- **Work instructions**: Please give all of the data again, character for character, and drop the pictures.
START Data extracts
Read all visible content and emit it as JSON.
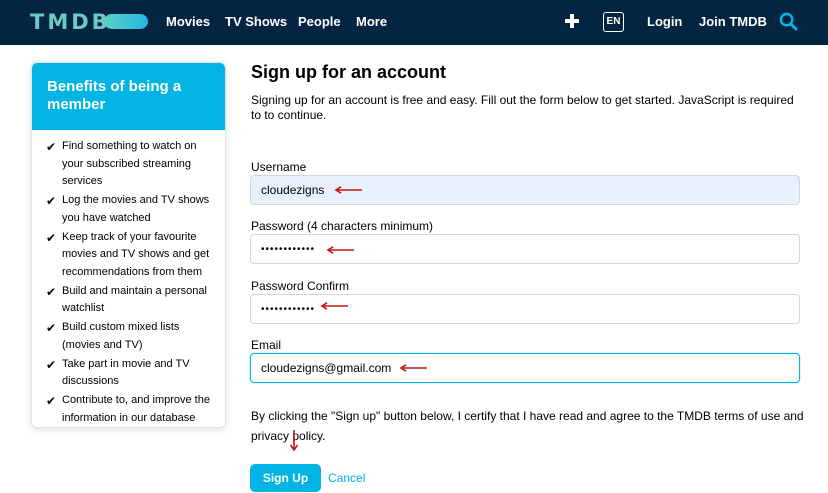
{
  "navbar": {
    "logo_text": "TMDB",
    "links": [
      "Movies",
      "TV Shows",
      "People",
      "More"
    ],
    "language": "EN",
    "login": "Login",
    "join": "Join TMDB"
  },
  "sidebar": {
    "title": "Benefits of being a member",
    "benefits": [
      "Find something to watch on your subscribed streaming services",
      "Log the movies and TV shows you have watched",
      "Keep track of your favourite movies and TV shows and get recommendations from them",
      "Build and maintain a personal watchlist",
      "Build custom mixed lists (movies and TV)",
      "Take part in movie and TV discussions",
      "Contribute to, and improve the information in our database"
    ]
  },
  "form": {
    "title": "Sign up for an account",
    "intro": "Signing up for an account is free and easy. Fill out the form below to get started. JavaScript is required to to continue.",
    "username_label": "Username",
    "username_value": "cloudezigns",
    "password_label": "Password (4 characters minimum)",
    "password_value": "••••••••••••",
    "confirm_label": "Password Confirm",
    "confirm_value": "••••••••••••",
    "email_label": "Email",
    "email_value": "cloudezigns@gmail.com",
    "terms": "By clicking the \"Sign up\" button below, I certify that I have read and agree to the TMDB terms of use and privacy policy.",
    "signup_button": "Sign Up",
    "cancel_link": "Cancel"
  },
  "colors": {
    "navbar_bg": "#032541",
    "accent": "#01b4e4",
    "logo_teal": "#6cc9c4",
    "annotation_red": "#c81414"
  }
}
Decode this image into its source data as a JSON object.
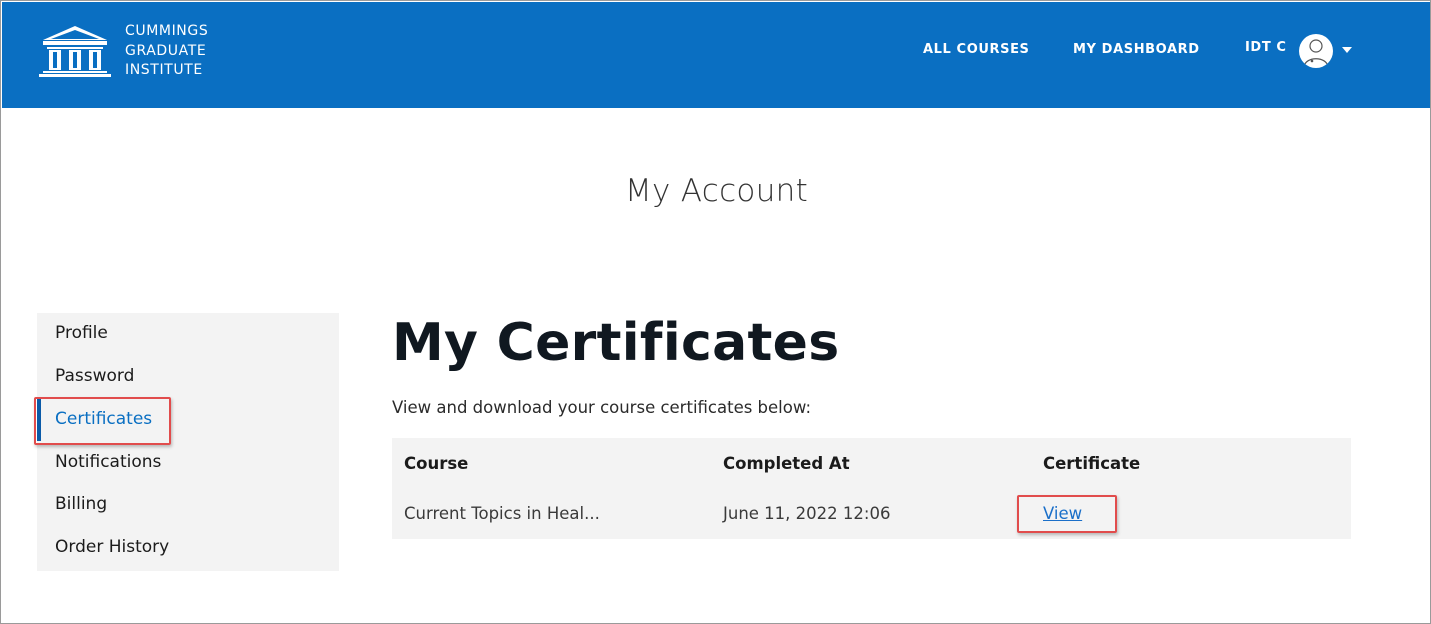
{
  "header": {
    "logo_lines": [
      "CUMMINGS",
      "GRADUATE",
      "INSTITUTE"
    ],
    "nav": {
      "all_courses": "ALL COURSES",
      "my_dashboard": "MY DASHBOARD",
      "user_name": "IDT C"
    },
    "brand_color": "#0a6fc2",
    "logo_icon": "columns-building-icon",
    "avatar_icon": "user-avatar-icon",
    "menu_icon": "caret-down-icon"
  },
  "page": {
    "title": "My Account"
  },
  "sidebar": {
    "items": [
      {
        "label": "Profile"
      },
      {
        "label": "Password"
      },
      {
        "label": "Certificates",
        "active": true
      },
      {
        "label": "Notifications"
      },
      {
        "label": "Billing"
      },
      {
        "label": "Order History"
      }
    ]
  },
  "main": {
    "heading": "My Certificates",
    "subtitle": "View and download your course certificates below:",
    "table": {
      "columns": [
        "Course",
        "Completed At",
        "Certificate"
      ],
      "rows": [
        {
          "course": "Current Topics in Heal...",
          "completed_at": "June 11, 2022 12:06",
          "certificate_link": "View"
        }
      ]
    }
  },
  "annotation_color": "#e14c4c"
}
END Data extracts
- **Result for this task**:
Read all visible content and emit it as JSON.
{
  "navbar": {
    "logo_text": "TMDB",
    "links": [
      "Movies",
      "TV Shows",
      "People",
      "More"
    ],
    "language": "EN",
    "login": "Login",
    "join": "Join TMDB"
  },
  "sidebar": {
    "title": "Benefits of being a member",
    "benefits": [
      "Find something to watch on your subscribed streaming services",
      "Log the movies and TV shows you have watched",
      "Keep track of your favourite movies and TV shows and get recommendations from them",
      "Build and maintain a personal watchlist",
      "Build custom mixed lists (movies and TV)",
      "Take part in movie and TV discussions",
      "Contribute to, and improve the information in our database"
    ]
  },
  "form": {
    "title": "Sign up for an account",
    "intro": "Signing up for an account is free and easy. Fill out the form below to get started. JavaScript is required to to continue.",
    "username_label": "Username",
    "username_value": "cloudezigns",
    "password_label": "Password (4 characters minimum)",
    "password_value": "••••••••••••",
    "confirm_label": "Password Confirm",
    "confirm_value": "••••••••••••",
    "email_label": "Email",
    "email_value": "cloudezigns@gmail.com",
    "terms": "By clicking the \"Sign up\" button below, I certify that I have read and agree to the TMDB terms of use and privacy policy.",
    "signup_button": "Sign Up",
    "cancel_link": "Cancel"
  },
  "colors": {
    "navbar_bg": "#032541",
    "accent": "#01b4e4",
    "logo_teal": "#6cc9c4",
    "annotation_red": "#c81414"
  }
}
Decode this image into its source data as a JSON object.
{
  "header": {
    "logo_lines": [
      "CUMMINGS",
      "GRADUATE",
      "INSTITUTE"
    ],
    "nav": {
      "all_courses": "ALL COURSES",
      "my_dashboard": "MY DASHBOARD",
      "user_name": "IDT C"
    },
    "brand_color": "#0a6fc2",
    "logo_icon": "columns-building-icon",
    "avatar_icon": "user-avatar-icon",
    "menu_icon": "caret-down-icon"
  },
  "page": {
    "title": "My Account"
  },
  "sidebar": {
    "items": [
      {
        "label": "Profile"
      },
      {
        "label": "Password"
      },
      {
        "label": "Certificates",
        "active": true
      },
      {
        "label": "Notifications"
      },
      {
        "label": "Billing"
      },
      {
        "label": "Order History"
      }
    ]
  },
  "main": {
    "heading": "My Certificates",
    "subtitle": "View and download your course certificates below:",
    "table": {
      "columns": [
        "Course",
        "Completed At",
        "Certificate"
      ],
      "rows": [
        {
          "course": "Current Topics in Heal...",
          "completed_at": "June 11, 2022 12:06",
          "certificate_link": "View"
        }
      ]
    }
  },
  "annotation_color": "#e14c4c"
}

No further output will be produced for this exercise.